» **Assignment**
Output the full listing below, keeping each line exact.
┄┄┄┄┄┄┄┄┄┄
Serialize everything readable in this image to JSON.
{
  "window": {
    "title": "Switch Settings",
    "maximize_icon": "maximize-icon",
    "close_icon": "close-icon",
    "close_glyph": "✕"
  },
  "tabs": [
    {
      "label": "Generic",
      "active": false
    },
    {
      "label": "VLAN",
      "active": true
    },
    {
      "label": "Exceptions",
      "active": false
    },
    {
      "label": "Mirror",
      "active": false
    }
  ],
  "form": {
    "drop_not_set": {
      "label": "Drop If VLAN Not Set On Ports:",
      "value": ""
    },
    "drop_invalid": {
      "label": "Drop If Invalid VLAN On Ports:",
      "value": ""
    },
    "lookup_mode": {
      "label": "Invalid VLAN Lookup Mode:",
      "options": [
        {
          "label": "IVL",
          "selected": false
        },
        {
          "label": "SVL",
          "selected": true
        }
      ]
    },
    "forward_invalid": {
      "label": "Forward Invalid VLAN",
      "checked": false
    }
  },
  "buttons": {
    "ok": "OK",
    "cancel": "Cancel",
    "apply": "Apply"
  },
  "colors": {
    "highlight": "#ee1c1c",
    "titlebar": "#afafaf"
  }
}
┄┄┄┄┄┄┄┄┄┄
» **Output of the exercise**
Serialize everything readable in this image to JSON.
{
  "window": {
    "title": "Switch Settings",
    "maximize_icon": "maximize-icon",
    "close_icon": "close-icon",
    "close_glyph": "✕"
  },
  "tabs": [
    {
      "label": "Generic",
      "active": false
    },
    {
      "label": "VLAN",
      "active": true
    },
    {
      "label": "Exceptions",
      "active": false
    },
    {
      "label": "Mirror",
      "active": false
    }
  ],
  "form": {
    "drop_not_set": {
      "label": "Drop If VLAN Not Set On Ports:",
      "value": ""
    },
    "drop_invalid": {
      "label": "Drop If Invalid VLAN On Ports:",
      "value": ""
    },
    "lookup_mode": {
      "label": "Invalid VLAN Lookup Mode:",
      "options": [
        {
          "label": "IVL",
          "selected": false
        },
        {
          "label": "SVL",
          "selected": true
        }
      ]
    },
    "forward_invalid": {
      "label": "Forward Invalid VLAN",
      "checked": false
    }
  },
  "buttons": {
    "ok": "OK",
    "cancel": "Cancel",
    "apply": "Apply"
  },
  "colors": {
    "highlight": "#ee1c1c",
    "titlebar": "#afafaf"
  }
}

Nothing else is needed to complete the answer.